Crowds drawn at UAF
The UA Geography Program hosted a high-tech treasure hunt during a Monday Marvels activity on the UAF campus. The geocaching event was popular with Fairbanksans of all ages, who traversed the area near the Reichardt Building and the UA Museum of the North hunting for designated sites with the help of GPS devices. The evening began with Scenarios Network for Alaska and Arctic Planning Post-doctoral Fellow John Bailey explaining the history of global positioning systems, which got their start in the 1960s-1970s. “This was a navigational system created to provide targeting for weapons and keep tabs on troop movements,” he explained. GPS was still in development in 1983 when Korean Air Lines Flight 007 departed Anchorage and was shot down by Soviet interceptors over the Sea of Japan (killing all 269 passengers and crew). After that, President Reagan ordered the military to make GPS available for civilian use so navigational errors could be averted. While in the 1960s there were only five satellites, by 1994 there was a “full constellation” of satellites, Bailey said, in six different orbits, constantly circling. “It operates using basic fundamentals of geometry.” Applications for GPS include navigation, surveying, map-making, search and rescue, military tracking and guidance, vehicle and pet tracking, cell phone location, tectonic monitoring. The U.S. nuclear detonation system involves separate instruments that happen to be on each GPS satellite but the functionality is separate from the GPS. On July 12 GPS use took a fun turn at UAF when Bailey, UA Geography Program Education and Outreach Coordinator Katie Kennedy, and recent geography graduate Amy Rath coordinated the Monday Marvels activity. Groups received GPS devices (once they traded their IDs for them) and were given quick instructions before being sent to a carefully laid-out course. Canisters containing geography-related queries were discovered by the students, who answered the questions and raced to the next cache.
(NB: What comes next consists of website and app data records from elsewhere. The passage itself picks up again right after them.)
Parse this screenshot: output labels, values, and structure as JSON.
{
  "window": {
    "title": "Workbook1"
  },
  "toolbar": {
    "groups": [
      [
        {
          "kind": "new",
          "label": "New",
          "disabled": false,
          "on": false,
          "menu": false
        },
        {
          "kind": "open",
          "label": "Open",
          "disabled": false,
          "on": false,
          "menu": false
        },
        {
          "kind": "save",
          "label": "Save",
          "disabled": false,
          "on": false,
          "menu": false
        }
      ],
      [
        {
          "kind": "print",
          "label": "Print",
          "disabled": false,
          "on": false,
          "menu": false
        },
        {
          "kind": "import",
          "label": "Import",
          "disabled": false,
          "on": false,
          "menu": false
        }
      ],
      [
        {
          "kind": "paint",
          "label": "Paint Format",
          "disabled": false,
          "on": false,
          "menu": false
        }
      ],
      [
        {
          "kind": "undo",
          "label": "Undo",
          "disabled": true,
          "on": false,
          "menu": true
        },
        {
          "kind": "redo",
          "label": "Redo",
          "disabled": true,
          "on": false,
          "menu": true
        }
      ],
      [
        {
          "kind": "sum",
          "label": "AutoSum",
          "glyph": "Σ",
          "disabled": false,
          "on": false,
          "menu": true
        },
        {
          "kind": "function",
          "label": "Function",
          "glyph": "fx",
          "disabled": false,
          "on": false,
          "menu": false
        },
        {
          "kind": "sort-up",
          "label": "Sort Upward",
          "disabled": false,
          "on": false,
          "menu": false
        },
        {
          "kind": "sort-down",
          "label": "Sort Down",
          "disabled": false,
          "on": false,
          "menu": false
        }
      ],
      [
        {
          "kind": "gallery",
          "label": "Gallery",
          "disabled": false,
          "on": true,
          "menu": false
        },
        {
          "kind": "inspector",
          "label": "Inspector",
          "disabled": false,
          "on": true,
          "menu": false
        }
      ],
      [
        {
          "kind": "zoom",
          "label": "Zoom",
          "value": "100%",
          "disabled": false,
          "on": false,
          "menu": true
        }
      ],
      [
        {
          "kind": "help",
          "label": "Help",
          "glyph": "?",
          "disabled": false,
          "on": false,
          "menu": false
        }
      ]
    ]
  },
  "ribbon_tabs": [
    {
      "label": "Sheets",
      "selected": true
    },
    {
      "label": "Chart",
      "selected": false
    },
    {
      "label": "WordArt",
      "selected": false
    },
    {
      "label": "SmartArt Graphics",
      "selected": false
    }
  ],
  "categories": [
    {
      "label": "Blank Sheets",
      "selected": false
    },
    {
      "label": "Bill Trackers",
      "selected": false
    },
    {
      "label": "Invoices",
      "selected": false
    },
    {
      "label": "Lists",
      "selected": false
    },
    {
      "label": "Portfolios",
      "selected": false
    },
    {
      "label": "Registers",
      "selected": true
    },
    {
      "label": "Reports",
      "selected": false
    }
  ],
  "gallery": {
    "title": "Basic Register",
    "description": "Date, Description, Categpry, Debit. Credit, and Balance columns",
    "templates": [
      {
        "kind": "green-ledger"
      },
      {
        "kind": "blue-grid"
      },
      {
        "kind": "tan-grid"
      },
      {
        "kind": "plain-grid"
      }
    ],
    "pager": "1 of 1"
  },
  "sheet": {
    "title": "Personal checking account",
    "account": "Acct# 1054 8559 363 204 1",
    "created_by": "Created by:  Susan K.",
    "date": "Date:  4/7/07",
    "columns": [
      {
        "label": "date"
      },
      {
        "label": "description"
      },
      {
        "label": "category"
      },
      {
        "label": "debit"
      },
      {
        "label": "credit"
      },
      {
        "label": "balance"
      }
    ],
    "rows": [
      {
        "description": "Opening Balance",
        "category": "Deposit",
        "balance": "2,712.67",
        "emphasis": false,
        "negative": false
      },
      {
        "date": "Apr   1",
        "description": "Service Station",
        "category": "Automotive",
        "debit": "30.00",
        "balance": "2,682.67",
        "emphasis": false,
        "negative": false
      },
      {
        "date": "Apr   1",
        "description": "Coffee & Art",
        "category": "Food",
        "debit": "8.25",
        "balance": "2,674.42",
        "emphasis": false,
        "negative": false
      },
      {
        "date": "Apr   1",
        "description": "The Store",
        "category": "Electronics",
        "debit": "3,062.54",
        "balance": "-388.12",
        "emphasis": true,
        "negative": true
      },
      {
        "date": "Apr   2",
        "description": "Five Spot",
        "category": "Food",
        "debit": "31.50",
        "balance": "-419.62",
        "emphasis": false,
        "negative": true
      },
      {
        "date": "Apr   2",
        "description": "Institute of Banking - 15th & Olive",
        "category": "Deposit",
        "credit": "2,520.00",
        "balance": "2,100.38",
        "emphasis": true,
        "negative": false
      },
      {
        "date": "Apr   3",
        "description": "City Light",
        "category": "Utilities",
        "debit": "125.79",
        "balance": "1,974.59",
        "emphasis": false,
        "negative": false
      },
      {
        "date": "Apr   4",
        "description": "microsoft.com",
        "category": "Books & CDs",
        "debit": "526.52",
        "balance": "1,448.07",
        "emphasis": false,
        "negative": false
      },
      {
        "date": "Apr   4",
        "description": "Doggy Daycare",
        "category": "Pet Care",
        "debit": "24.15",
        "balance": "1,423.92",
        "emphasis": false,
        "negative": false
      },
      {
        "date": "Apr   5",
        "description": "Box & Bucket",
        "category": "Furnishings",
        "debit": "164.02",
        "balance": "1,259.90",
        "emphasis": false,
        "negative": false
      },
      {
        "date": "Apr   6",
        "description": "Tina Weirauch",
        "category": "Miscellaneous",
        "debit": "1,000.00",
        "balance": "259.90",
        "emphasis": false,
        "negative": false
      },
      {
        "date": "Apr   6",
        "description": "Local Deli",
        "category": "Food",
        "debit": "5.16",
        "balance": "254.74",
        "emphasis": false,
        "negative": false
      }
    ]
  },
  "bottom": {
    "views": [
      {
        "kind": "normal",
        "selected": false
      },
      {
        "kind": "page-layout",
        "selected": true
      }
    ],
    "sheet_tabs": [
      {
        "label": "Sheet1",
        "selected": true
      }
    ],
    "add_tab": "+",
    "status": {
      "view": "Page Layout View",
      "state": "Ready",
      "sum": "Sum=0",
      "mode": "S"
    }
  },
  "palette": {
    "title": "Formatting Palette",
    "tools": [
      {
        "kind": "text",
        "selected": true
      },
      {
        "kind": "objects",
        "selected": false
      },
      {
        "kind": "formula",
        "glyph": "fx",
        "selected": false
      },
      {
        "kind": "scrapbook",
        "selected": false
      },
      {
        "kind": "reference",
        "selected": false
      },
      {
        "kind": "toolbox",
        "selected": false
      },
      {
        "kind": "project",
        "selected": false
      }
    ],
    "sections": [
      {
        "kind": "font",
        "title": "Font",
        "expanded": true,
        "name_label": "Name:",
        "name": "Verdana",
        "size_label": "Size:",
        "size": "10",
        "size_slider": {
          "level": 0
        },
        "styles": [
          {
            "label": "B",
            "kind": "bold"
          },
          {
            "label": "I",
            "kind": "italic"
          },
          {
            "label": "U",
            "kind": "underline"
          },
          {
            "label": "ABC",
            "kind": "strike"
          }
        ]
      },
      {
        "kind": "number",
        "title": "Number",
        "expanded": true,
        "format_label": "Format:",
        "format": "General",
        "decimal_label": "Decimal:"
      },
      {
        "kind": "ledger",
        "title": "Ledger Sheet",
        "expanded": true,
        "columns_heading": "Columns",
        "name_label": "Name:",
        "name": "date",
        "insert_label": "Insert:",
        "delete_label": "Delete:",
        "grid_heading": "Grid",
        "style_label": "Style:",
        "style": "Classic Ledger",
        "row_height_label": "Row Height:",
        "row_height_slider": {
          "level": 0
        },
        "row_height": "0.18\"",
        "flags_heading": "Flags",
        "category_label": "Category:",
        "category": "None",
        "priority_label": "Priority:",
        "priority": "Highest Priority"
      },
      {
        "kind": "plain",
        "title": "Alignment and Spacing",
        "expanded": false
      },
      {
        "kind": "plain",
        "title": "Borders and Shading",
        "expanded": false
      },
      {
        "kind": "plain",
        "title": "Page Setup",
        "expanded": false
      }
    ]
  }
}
Prizes were awarded to the first people back with the correct answers. “We tried to make it user-friendly,” Kennedy said, and from the excitement exhibited by the crowd, they succeeded.